▸ **SOURCE DATA**
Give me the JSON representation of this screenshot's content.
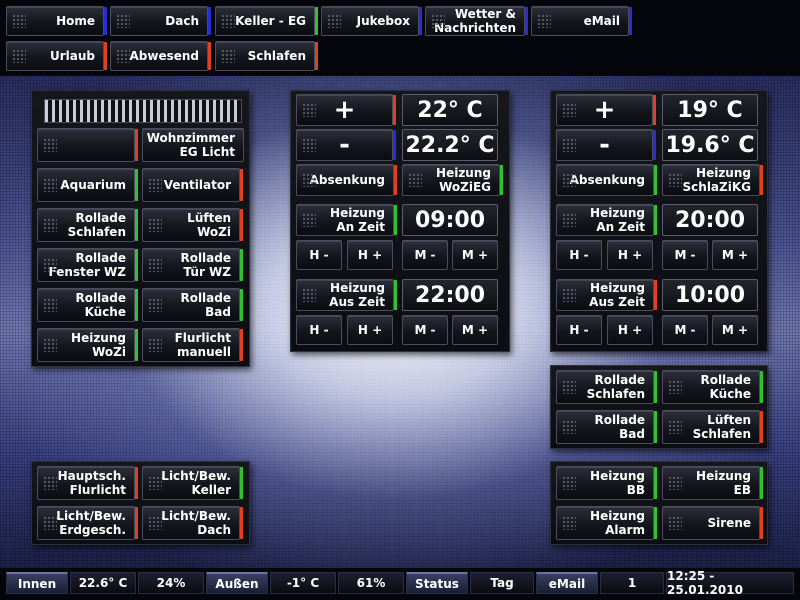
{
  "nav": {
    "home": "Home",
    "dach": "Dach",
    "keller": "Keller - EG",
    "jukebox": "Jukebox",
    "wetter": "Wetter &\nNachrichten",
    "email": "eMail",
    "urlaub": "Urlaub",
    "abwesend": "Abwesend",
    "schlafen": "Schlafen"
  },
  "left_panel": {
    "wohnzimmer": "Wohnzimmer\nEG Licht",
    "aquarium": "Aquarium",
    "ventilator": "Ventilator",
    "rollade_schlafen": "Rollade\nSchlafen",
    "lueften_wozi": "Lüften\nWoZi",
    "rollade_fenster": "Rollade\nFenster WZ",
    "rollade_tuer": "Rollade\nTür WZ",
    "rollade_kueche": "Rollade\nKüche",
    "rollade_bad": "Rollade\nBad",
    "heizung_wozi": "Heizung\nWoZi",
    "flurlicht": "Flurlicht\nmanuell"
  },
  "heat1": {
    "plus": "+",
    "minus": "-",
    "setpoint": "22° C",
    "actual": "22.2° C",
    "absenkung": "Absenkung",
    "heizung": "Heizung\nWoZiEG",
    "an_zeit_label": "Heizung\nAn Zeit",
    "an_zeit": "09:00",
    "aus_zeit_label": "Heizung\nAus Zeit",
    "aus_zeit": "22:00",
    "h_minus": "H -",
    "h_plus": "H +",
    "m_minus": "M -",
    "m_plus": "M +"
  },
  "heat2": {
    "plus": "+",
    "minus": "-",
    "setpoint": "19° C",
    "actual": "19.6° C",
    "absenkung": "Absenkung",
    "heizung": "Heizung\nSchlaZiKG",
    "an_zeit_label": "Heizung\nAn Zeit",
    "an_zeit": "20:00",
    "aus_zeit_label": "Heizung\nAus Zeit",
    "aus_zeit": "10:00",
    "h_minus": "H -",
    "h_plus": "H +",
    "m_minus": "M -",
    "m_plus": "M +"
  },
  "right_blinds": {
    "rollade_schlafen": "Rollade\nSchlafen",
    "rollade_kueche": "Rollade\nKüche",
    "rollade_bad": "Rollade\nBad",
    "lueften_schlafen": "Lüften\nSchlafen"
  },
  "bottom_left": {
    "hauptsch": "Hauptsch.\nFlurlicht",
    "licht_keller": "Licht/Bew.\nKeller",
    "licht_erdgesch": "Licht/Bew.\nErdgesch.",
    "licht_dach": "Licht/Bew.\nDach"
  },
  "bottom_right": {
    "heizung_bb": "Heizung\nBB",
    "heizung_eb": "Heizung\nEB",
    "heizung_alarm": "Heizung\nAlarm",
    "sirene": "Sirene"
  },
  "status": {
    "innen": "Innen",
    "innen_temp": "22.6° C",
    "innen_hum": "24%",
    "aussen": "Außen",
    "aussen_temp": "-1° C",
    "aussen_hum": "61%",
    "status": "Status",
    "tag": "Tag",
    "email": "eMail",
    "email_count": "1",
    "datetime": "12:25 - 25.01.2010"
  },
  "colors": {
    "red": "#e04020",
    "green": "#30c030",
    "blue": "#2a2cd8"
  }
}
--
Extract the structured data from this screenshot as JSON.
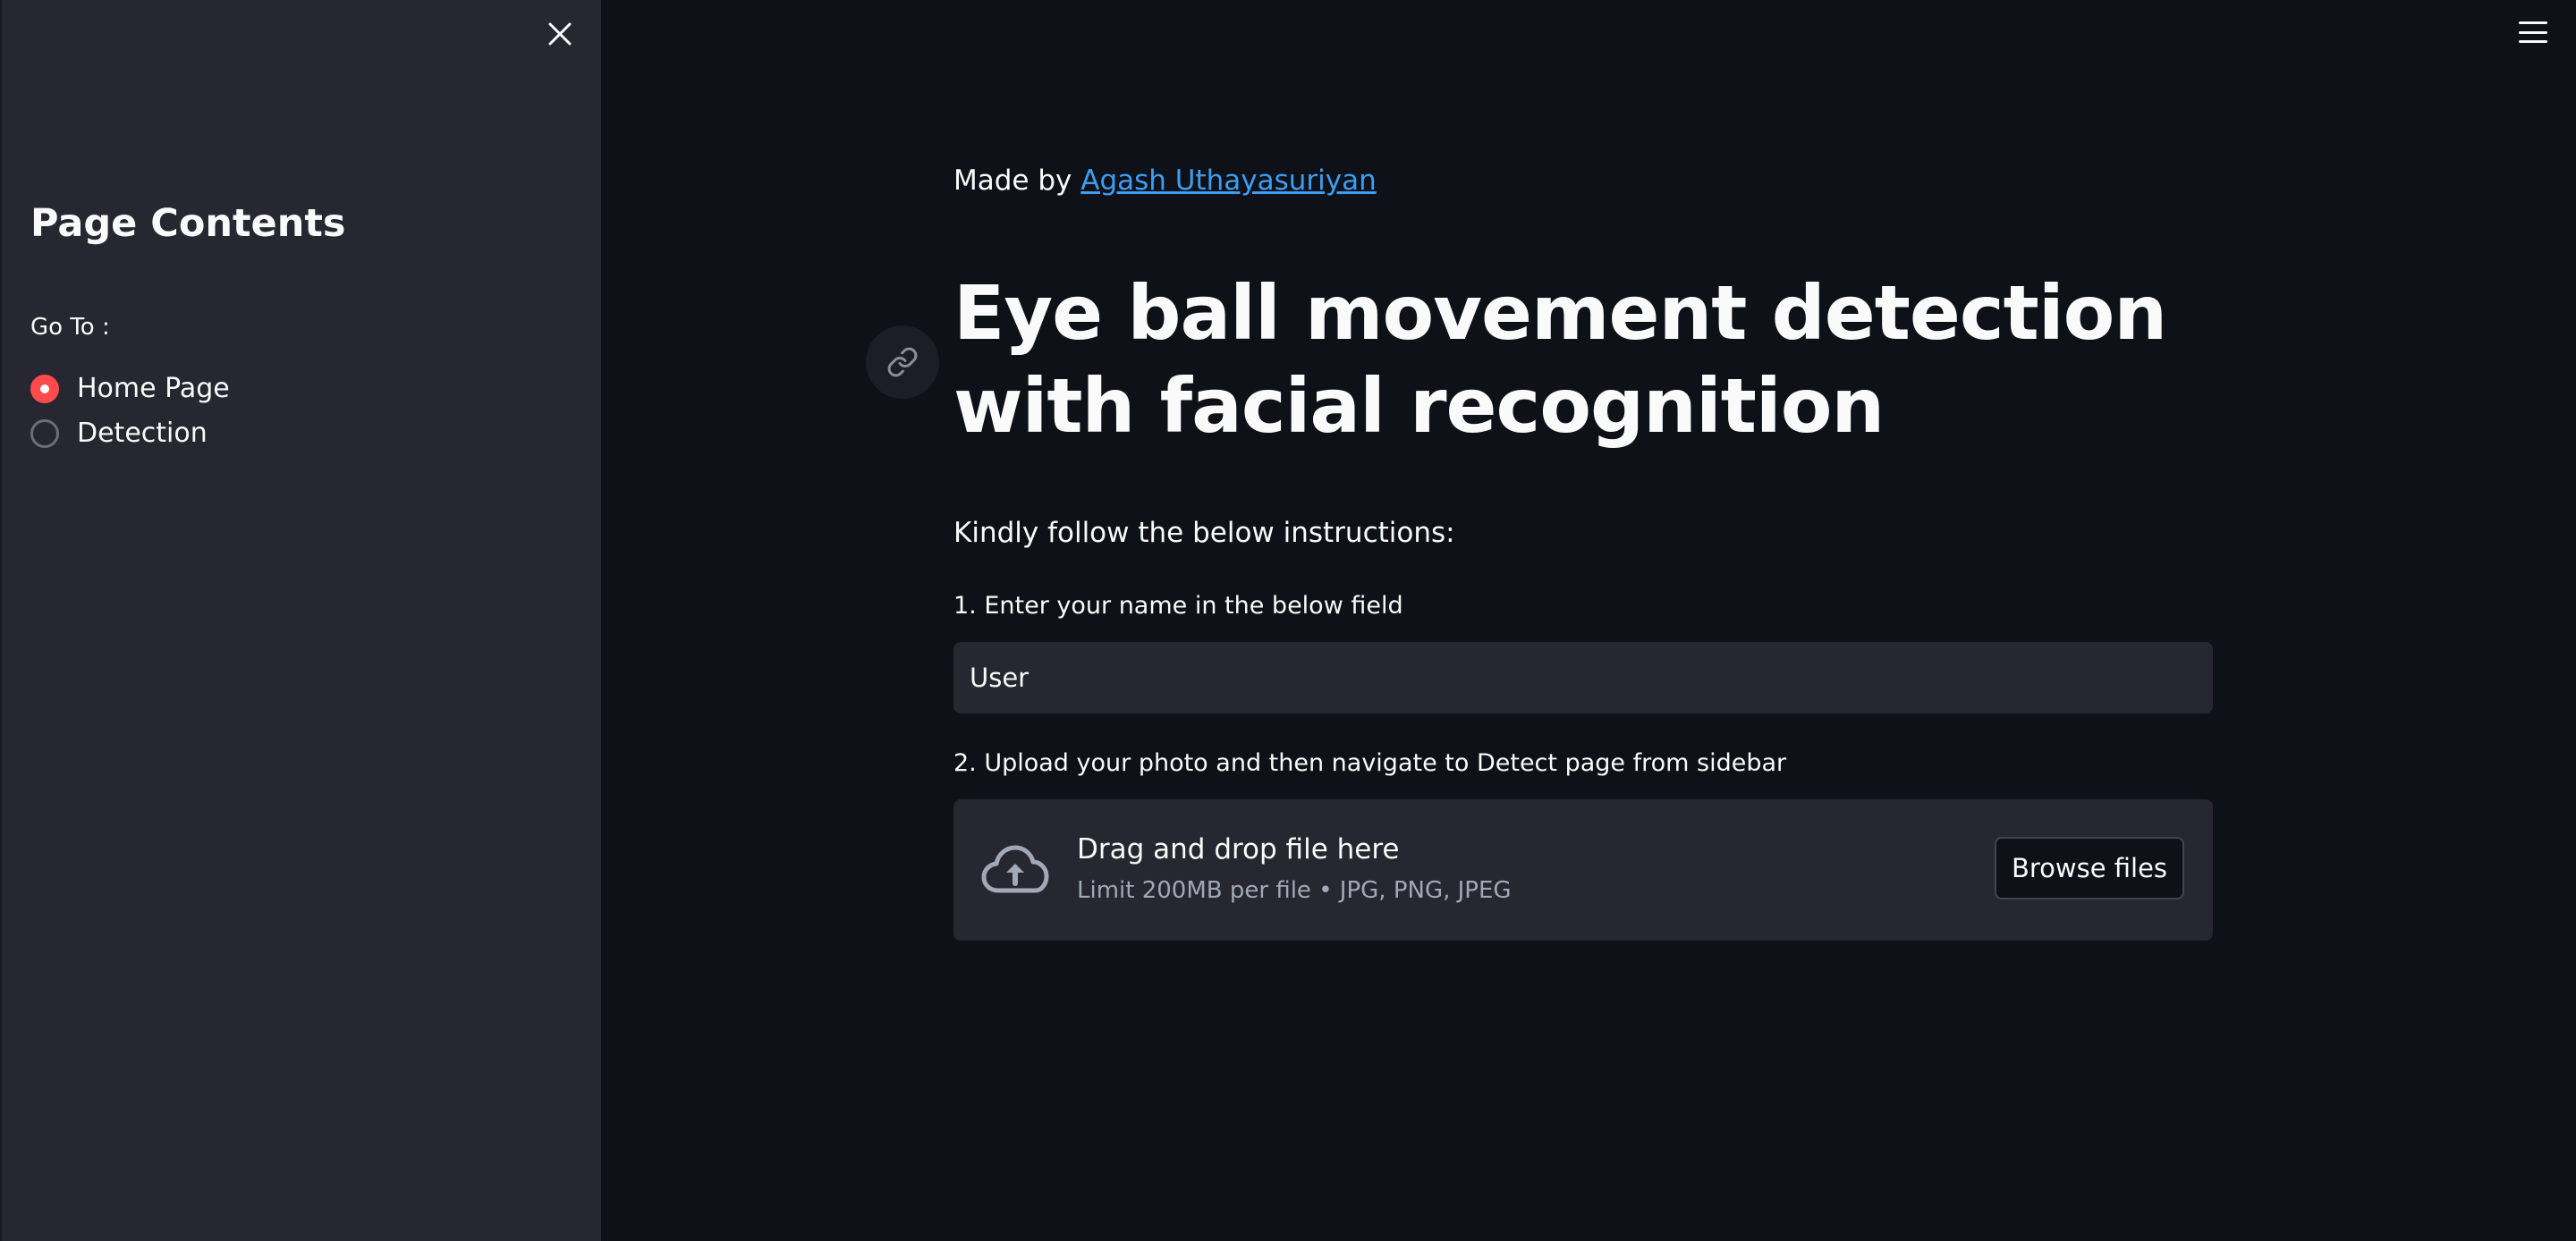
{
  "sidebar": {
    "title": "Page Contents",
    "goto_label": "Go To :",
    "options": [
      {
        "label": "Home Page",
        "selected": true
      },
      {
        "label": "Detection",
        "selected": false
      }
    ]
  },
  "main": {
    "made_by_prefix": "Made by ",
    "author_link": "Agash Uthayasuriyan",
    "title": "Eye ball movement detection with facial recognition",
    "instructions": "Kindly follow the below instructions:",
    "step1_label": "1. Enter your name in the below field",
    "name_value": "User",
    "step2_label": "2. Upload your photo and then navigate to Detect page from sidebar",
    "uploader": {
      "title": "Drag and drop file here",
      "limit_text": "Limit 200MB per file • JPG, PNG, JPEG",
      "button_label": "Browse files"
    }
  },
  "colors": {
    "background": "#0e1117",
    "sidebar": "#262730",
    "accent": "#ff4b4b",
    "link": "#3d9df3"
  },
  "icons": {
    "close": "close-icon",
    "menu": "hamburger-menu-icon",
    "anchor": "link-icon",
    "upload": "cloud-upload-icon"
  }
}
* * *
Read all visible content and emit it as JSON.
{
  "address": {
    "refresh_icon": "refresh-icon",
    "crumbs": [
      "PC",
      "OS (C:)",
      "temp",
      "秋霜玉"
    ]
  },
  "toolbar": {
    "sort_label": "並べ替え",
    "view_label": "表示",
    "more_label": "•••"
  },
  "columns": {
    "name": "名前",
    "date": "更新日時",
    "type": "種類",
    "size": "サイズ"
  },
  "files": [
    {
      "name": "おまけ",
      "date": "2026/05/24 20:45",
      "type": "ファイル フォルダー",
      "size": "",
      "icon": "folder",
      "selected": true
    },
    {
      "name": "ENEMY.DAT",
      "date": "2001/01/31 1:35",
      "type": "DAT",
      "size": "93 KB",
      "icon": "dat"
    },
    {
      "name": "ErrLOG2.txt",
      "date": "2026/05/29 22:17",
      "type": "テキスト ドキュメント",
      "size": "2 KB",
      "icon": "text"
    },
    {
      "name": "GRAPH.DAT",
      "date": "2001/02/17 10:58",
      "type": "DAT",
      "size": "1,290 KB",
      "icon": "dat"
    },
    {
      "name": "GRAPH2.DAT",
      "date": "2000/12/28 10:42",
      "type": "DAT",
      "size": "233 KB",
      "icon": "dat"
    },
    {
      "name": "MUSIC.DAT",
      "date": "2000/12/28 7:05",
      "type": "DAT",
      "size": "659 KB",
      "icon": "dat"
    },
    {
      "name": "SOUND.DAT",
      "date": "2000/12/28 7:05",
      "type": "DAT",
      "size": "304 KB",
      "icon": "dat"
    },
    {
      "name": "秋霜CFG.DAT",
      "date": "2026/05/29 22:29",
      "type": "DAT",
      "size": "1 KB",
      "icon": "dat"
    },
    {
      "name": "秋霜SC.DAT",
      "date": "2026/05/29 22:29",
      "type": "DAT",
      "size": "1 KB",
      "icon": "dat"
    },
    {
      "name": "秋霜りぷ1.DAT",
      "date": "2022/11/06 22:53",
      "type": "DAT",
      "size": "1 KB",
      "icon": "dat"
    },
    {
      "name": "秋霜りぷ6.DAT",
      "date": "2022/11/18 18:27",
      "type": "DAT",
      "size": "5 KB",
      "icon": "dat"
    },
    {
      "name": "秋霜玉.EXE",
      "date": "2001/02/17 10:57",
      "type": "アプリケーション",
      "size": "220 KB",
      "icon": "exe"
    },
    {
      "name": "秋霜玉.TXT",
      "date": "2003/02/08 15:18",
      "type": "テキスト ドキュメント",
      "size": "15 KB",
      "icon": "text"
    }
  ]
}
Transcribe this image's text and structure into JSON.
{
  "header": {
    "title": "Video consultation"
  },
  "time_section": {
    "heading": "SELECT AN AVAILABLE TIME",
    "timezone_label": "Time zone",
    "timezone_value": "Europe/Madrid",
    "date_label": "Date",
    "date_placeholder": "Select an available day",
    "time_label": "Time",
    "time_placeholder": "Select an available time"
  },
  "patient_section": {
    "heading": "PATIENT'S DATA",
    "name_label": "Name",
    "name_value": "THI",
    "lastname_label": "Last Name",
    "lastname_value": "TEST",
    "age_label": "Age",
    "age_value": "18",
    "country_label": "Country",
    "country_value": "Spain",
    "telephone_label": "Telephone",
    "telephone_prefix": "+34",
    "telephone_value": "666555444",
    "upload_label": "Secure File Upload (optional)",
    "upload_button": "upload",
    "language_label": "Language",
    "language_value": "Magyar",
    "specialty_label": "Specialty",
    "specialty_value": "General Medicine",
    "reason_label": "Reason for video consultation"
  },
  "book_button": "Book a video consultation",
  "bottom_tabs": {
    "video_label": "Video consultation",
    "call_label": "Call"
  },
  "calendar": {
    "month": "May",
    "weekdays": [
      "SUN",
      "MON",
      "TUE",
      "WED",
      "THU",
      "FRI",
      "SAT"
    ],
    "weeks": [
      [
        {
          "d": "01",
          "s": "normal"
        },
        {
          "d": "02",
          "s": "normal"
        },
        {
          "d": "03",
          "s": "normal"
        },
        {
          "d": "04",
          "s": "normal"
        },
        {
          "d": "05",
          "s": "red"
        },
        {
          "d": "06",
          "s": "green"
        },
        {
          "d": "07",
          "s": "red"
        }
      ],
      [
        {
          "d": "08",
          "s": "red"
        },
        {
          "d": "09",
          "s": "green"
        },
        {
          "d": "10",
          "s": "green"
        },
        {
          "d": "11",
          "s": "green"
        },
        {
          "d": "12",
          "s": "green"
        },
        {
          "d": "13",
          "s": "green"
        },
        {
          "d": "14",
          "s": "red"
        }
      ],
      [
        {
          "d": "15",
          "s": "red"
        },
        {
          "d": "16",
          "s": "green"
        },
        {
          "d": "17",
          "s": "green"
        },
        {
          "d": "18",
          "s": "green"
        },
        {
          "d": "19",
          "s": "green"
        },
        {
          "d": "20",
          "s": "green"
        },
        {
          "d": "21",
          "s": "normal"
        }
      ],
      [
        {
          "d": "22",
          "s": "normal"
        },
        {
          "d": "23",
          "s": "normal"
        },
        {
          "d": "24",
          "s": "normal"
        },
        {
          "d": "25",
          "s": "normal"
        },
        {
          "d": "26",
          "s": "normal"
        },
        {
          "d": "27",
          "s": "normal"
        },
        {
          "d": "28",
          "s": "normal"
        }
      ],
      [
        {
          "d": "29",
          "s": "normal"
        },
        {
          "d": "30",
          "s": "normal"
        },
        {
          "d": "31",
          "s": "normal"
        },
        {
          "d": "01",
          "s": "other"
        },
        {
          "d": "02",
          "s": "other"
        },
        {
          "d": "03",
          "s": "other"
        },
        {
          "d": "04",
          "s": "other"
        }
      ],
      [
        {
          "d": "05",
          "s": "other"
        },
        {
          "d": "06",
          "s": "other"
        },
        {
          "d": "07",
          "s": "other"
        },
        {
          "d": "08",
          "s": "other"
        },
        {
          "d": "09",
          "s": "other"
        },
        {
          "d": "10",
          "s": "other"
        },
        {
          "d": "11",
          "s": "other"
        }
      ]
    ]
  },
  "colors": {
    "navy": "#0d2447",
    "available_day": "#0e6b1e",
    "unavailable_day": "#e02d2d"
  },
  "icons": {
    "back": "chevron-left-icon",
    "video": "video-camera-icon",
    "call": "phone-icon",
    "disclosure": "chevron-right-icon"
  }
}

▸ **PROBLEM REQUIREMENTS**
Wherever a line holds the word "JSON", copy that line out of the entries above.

▸ **EXERCISE RESULT**
Give me the JSON representation of this screenshot's content.
Extract the structured data from this screenshot as JSON.
Read all visible content and emit it as JSON.
Transcribe this image's text and structure into JSON.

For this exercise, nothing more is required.